By Aaron Reiss
By Angelica Leicht
By Dianna Wray
By Aaron Reiss
By Camilo Smith
By Craig Malisow
By Jeff Balke
By Angelica Leicht
"If someone can swim a river, they can climb a fence."
"If you build a ten-foot fence, they're going to find an 11-foot ladder."
Father Roy is gunning the bass boat in the hot noonday sun while his pal Mike Allen, an economic development official, urges him on from his perch in the back.
"Go to the pump station, keep going!" he shouts over the engine. We're in a narrow stretch of the Rio Grande, near Mission, Texas, with Mexico so close we can touch it.
Cattle graze close to the shore, rows of corn are prospering and trailers long ago converted to something more permanent crowd the U.S. side. Birds chirp, scream and sweep in and out of the high grass on both sides. We're right in the middle of the Texas-Mexico border when ahead we see a young Hispanic couple in inner tubes paddling rapidly to reach the U.S. side. The Border Patrol guard tower is about a half a mile in the other direction.
In a surreal moment, the young man pauses and gives us a friendly wave. Perhaps he's seen the priest's collar. Then he resumes his progress.
They reach the other side our side and disappear into the dense brush. We never see the young man again; the girl returns and collects discarded inner tubes. Is she a waterborne coyote? Was she seeing her brother/boyfriend/husband off?
Last year, the U.S. Congress endorsed a plan to put 700 miles of fencing along the border states. This month, it continues debating the subject, this time with Senate language calling for 370 miles of fencing although this may not all be "physical" fencing and 200 miles of pylons that would let people and animals through but stop vehicles.

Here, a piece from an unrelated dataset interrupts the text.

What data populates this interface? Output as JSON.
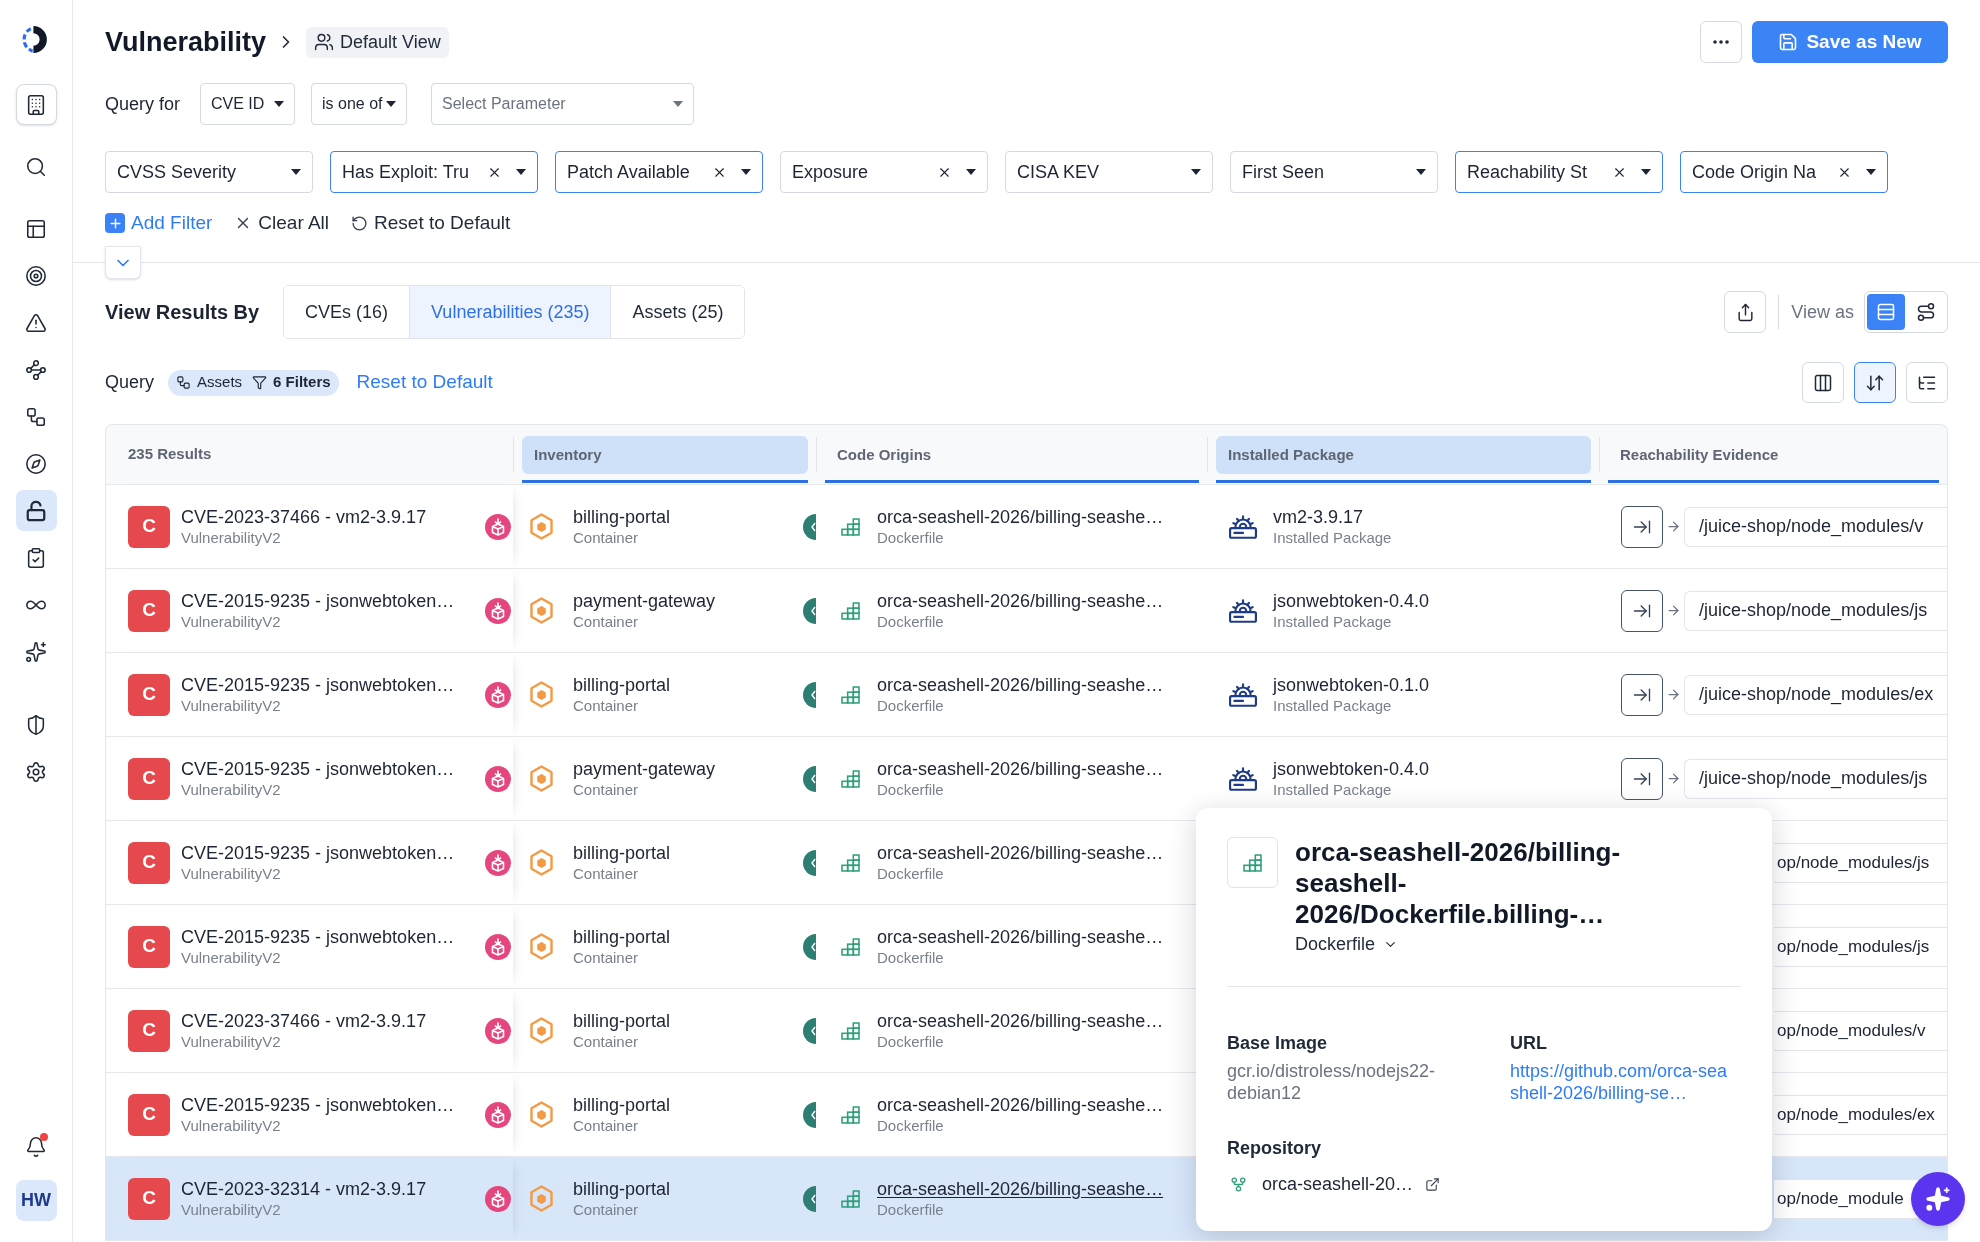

The proposed fences are said to be ten feet tall; plans call for clearing out a path maybe 50 to 150 feet wide alongside them. No one knows anything for sure. According to a map leaked to South Texas officials a few weeks ago, a fence would go right through this countryside, right along the river through Father Roy's youth camp and right through many of the wildlife refuges that are a chief focus for tourism here.
Part of a $7.6 billion border security package, the fence is designed to stop terrorists, drug smugglers and illegal immigrants of all types, including the couple that just crossed, although truth to tell, neither one of them looked very sinister.
In the last 20 or so years, the U.S. Department of Fish & Wildlife Services has spent $80 million in taxpayer money buying up old farmland, empty lots and any other property for sale along the Rio Grande. Then, with the help of volunteers including classes of schoolchildren they've gone about replanting native vegetation on it to create a wildlife corridor with a series of refuges. The area is about as biologically diverse as it gets.
It's a top birding destination and when there are birds, there are 150,000 to 200,000 birders bringing an estimated $150 million a year in trickle-down economics to the area.
The corridor is not only home to many bird species year-round, it is a major flyway for migrating birds moving up and down from North America to Central and South America. It is No. 1 in reptiles and No. 2 in mammals, and it is home to some of the few remaining ocelots and jaguarondi in Texas and the United States.
Now much of that same tract of land is going to be handed over for a fence, wiping out years of restoration work, say a chorus of critics that includes environmentalists, conservationists, farmers and city leaders. Yes, they support secure borders with ground sensors, cameras and whatever high-tech gizmos the feds want to trot out. They want more "boots on the ground." They are 95 percent with their federal government on this.
But what they don't want is a "physical" fence, and the construction work and brush-clearing that would accompany it.
They don't like the symbolism, the stay-out message it sends to their No. 1 trading partner, Mexico. They want to know why the Canadian border isn't getting a fence. They are disappointed that their senators, Kay Bailey Hutchison and John Cornyn, voted for the fence, but say they hope the two will work to temper the plans to something more reasonable.
They don't like its reality. Besides the fact that they believe it's going to wreak devastation on the environment, they say it's bad for business, both for tourists and for the farmers who may be cut off from their pump stations and water sources in the Rio Grande. They compare it to the Berlin Wall.
They don't like the fact that Homeland Security Secretary Michael Chertoff can circumvent the same federal environmental studies they would have to undergo if they wanted to put in a road or a bridge. He has specially granted waiver powers, and if he wants a fence, he gets one no matter how many dead birds and ocelots are left behind to clean up.
They can't stomach the representatives they've met in the Department of Homeland Security, from Chertoff on down, who seem to them to be unreasonable, untrustworthy creatures, arrogant in manner and not always inclined to truthfulness.